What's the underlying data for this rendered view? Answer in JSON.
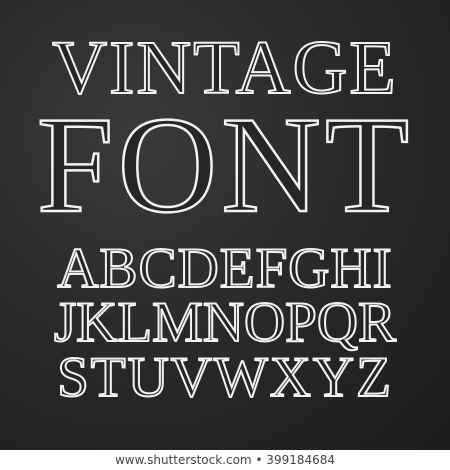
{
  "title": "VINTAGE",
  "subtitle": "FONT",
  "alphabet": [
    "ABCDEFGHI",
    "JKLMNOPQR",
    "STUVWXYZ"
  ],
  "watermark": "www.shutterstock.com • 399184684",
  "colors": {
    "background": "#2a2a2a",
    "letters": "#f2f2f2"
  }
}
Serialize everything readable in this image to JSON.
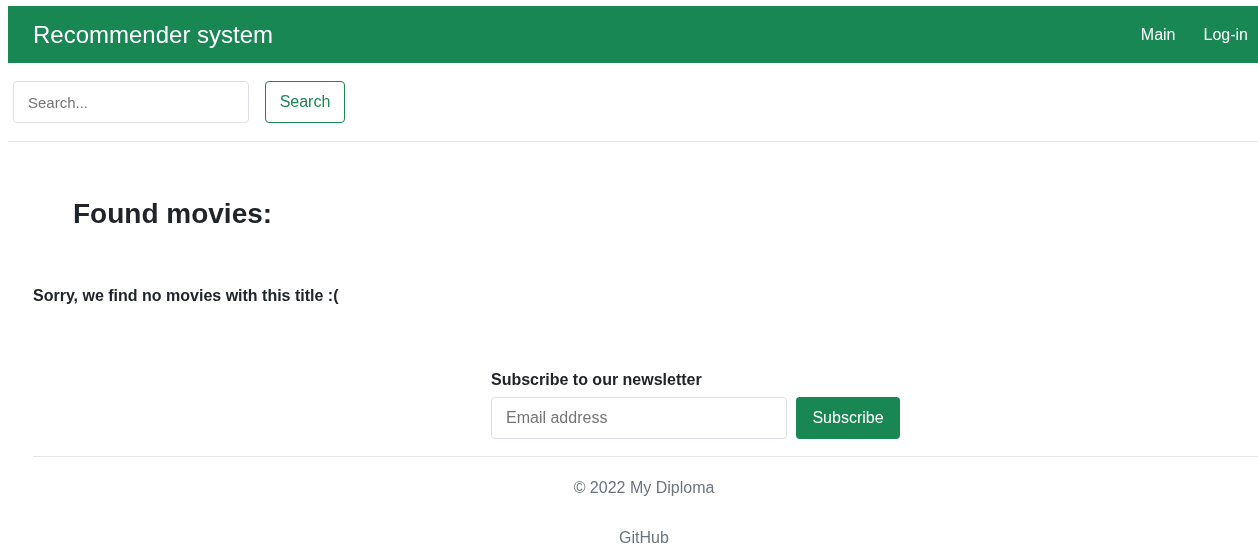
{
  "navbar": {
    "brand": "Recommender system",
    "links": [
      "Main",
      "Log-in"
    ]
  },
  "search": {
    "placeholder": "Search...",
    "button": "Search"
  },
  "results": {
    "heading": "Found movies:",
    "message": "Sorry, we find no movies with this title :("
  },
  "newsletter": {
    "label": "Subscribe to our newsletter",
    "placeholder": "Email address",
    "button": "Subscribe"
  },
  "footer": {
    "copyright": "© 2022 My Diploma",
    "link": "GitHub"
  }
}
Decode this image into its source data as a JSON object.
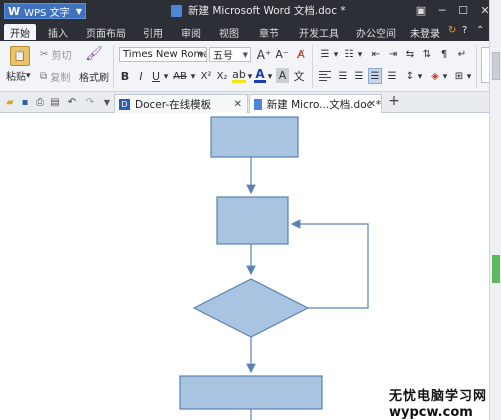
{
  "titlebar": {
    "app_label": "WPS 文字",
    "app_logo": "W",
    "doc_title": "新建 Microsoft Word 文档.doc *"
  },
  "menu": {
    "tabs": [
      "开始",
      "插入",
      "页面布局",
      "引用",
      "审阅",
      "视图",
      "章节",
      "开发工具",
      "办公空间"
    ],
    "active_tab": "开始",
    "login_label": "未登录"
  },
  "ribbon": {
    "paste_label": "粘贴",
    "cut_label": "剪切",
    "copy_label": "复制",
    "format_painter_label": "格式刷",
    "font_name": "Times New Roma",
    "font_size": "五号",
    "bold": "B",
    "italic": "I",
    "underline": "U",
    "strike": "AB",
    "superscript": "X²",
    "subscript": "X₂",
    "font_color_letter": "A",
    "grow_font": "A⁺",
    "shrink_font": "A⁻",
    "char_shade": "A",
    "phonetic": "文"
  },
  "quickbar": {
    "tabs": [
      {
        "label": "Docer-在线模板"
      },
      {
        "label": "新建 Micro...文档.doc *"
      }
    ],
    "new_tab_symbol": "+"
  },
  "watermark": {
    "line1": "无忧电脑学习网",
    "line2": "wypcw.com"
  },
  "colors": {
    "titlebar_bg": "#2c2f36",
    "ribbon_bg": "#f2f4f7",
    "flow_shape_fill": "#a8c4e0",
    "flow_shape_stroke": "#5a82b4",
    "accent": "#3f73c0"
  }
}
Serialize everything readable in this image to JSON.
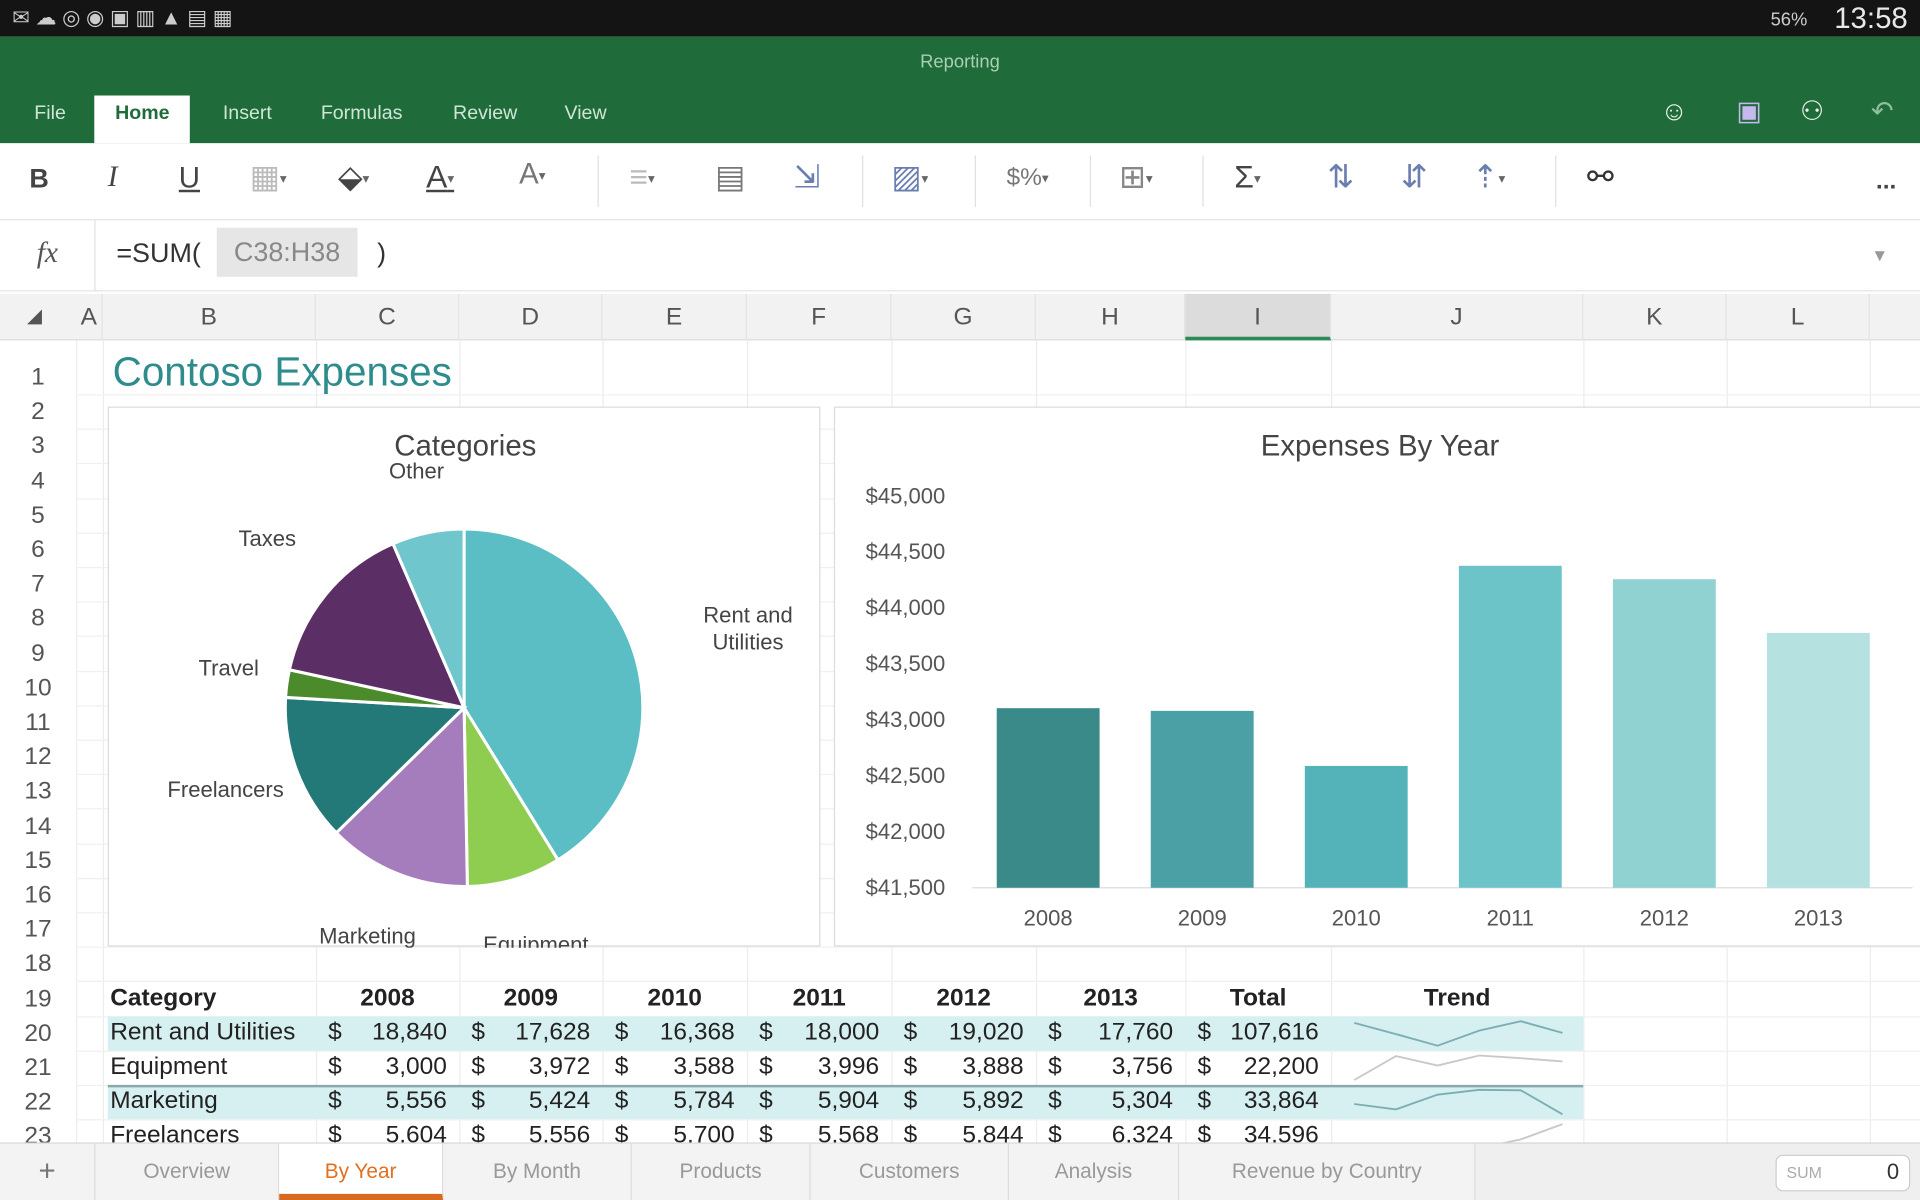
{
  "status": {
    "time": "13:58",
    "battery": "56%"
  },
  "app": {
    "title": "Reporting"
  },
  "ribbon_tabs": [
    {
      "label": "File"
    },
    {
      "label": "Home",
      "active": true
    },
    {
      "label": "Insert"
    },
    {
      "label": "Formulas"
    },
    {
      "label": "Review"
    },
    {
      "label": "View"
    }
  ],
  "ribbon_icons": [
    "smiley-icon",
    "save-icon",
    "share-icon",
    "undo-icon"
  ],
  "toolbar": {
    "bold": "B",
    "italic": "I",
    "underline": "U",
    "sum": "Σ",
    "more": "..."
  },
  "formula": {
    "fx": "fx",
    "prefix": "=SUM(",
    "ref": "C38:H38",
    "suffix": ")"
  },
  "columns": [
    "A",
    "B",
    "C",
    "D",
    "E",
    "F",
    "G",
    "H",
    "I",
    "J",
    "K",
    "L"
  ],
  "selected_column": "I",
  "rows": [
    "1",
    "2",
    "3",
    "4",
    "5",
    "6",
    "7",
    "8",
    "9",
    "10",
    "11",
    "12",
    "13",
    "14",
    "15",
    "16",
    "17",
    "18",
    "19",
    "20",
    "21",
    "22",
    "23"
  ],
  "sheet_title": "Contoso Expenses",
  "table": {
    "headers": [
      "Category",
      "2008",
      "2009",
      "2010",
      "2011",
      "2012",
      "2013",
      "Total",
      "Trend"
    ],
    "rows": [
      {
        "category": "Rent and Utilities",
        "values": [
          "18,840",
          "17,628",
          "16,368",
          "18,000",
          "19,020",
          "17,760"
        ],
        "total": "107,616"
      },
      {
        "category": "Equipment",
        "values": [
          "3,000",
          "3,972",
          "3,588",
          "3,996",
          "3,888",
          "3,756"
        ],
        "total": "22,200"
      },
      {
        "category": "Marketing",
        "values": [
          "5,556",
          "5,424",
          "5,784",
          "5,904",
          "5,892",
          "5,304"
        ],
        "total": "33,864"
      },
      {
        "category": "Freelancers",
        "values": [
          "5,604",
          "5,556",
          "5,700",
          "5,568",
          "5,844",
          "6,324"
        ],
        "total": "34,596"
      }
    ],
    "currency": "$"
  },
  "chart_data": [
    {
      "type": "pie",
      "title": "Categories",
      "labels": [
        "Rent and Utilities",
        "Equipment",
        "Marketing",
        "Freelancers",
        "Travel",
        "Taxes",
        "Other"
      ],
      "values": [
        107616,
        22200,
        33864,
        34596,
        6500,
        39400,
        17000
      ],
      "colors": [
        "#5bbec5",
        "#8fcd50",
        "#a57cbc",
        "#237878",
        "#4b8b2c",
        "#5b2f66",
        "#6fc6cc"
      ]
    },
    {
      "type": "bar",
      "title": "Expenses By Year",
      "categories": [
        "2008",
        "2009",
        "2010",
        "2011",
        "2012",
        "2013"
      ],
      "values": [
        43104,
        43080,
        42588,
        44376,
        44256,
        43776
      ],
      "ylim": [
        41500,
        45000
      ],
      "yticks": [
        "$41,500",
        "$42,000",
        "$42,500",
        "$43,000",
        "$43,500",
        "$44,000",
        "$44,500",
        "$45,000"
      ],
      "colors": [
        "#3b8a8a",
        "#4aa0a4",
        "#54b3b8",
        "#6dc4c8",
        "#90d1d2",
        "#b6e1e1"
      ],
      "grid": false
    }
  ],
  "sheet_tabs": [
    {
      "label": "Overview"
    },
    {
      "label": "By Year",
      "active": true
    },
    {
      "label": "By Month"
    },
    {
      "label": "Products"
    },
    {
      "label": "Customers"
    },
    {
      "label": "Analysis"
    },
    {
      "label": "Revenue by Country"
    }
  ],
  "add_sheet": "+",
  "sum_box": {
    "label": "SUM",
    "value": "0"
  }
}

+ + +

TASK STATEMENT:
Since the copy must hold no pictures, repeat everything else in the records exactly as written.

REPLY:
What's the underlying data for this rendered view? Answer in JSON.
{
  "title": "VINTAGE",
  "subtitle": "FONT",
  "alphabet": [
    "ABCDEFGHI",
    "JKLMNOPQR",
    "STUVWXYZ"
  ],
  "watermark": "www.shutterstock.com • 399184684",
  "colors": {
    "background": "#2a2a2a",
    "letters": "#f2f2f2"
  }
}
Serialize everything readable in this image to JSON.
{
  "navbar": {
    "brand": "Recommender system",
    "links": [
      "Main",
      "Log-in"
    ]
  },
  "search": {
    "placeholder": "Search...",
    "button": "Search"
  },
  "results": {
    "heading": "Found movies:",
    "message": "Sorry, we find no movies with this title :("
  },
  "newsletter": {
    "label": "Subscribe to our newsletter",
    "placeholder": "Email address",
    "button": "Subscribe"
  },
  "footer": {
    "copyright": "© 2022 My Diploma",
    "link": "GitHub"
  }
}
Decode this image into its source data as a JSON object.
{
  "titlebar": {
    "app_label": "WPS 文字",
    "app_logo": "W",
    "doc_title": "新建 Microsoft Word 文档.doc *"
  },
  "menu": {
    "tabs": [
      "开始",
      "插入",
      "页面布局",
      "引用",
      "审阅",
      "视图",
      "章节",
      "开发工具",
      "办公空间"
    ],
    "active_tab": "开始",
    "login_label": "未登录"
  },
  "ribbon": {
    "paste_label": "粘贴",
    "cut_label": "剪切",
    "copy_label": "复制",
    "format_painter_label": "格式刷",
    "font_name": "Times New Roma",
    "font_size": "五号",
    "bold": "B",
    "italic": "I",
    "underline": "U",
    "strike": "AB",
    "superscript": "X²",
    "subscript": "X₂",
    "font_color_letter": "A",
    "grow_font": "A⁺",
    "shrink_font": "A⁻",
    "char_shade": "A",
    "phonetic": "文"
  },
  "quickbar": {
    "tabs": [
      {
        "label": "Docer-在线模板"
      },
      {
        "label": "新建 Micro...文档.doc *"
      }
    ],
    "new_tab_symbol": "+"
  },
  "watermark": {
    "line1": "无忧电脑学习网",
    "line2": "wypcw.com"
  },
  "colors": {
    "titlebar_bg": "#2c2f36",
    "ribbon_bg": "#f2f4f7",
    "flow_shape_fill": "#a8c4e0",
    "flow_shape_stroke": "#5a82b4",
    "accent": "#3f73c0"
  }
}
Serialize everything readable in this image to JSON.
{
  "status": {
    "time": "13:58",
    "battery": "56%"
  },
  "app": {
    "title": "Reporting"
  },
  "ribbon_tabs": [
    {
      "label": "File"
    },
    {
      "label": "Home",
      "active": true
    },
    {
      "label": "Insert"
    },
    {
      "label": "Formulas"
    },
    {
      "label": "Review"
    },
    {
      "label": "View"
    }
  ],
  "ribbon_icons": [
    "smiley-icon",
    "save-icon",
    "share-icon",
    "undo-icon"
  ],
  "toolbar": {
    "bold": "B",
    "italic": "I",
    "underline": "U",
    "sum": "Σ",
    "more": "..."
  },
  "formula": {
    "fx": "fx",
    "prefix": "=SUM(",
    "ref": "C38:H38",
    "suffix": ")"
  },
  "columns": [
    "A",
    "B",
    "C",
    "D",
    "E",
    "F",
    "G",
    "H",
    "I",
    "J",
    "K",
    "L"
  ],
  "selected_column": "I",
  "rows": [
    "1",
    "2",
    "3",
    "4",
    "5",
    "6",
    "7",
    "8",
    "9",
    "10",
    "11",
    "12",
    "13",
    "14",
    "15",
    "16",
    "17",
    "18",
    "19",
    "20",
    "21",
    "22",
    "23"
  ],
  "sheet_title": "Contoso Expenses",
  "table": {
    "headers": [
      "Category",
      "2008",
      "2009",
      "2010",
      "2011",
      "2012",
      "2013",
      "Total",
      "Trend"
    ],
    "rows": [
      {
        "category": "Rent and Utilities",
        "values": [
          "18,840",
          "17,628",
          "16,368",
          "18,000",
          "19,020",
          "17,760"
        ],
        "total": "107,616"
      },
      {
        "category": "Equipment",
        "values": [
          "3,000",
          "3,972",
          "3,588",
          "3,996",
          "3,888",
          "3,756"
        ],
        "total": "22,200"
      },
      {
        "category": "Marketing",
        "values": [
          "5,556",
          "5,424",
          "5,784",
          "5,904",
          "5,892",
          "5,304"
        ],
        "total": "33,864"
      },
      {
        "category": "Freelancers",
        "values": [
          "5,604",
          "5,556",
          "5,700",
          "5,568",
          "5,844",
          "6,324"
        ],
        "total": "34,596"
      }
    ],
    "currency": "$"
  },
  "chart_data": [
    {
      "type": "pie",
      "title": "Categories",
      "labels": [
        "Rent and Utilities",
        "Equipment",
        "Marketing",
        "Freelancers",
        "Travel",
        "Taxes",
        "Other"
      ],
      "values": [
        107616,
        22200,
        33864,
        34596,
        6500,
        39400,
        17000
      ],
      "colors": [
        "#5bbec5",
        "#8fcd50",
        "#a57cbc",
        "#237878",
        "#4b8b2c",
        "#5b2f66",
        "#6fc6cc"
      ]
    },
    {
      "type": "bar",
      "title": "Expenses By Year",
      "categories": [
        "2008",
        "2009",
        "2010",
        "2011",
        "2012",
        "2013"
      ],
      "values": [
        43104,
        43080,
        42588,
        44376,
        44256,
        43776
      ],
      "ylim": [
        41500,
        45000
      ],
      "yticks": [
        "$41,500",
        "$42,000",
        "$42,500",
        "$43,000",
        "$43,500",
        "$44,000",
        "$44,500",
        "$45,000"
      ],
      "colors": [
        "#3b8a8a",
        "#4aa0a4",
        "#54b3b8",
        "#6dc4c8",
        "#90d1d2",
        "#b6e1e1"
      ],
      "grid": false
    }
  ],
  "sheet_tabs": [
    {
      "label": "Overview"
    },
    {
      "label": "By Year",
      "active": true
    },
    {
      "label": "By Month"
    },
    {
      "label": "Products"
    },
    {
      "label": "Customers"
    },
    {
      "label": "Analysis"
    },
    {
      "label": "Revenue by Country"
    }
  ],
  "add_sheet": "+",
  "sum_box": {
    "label": "SUM",
    "value": "0"
  }
}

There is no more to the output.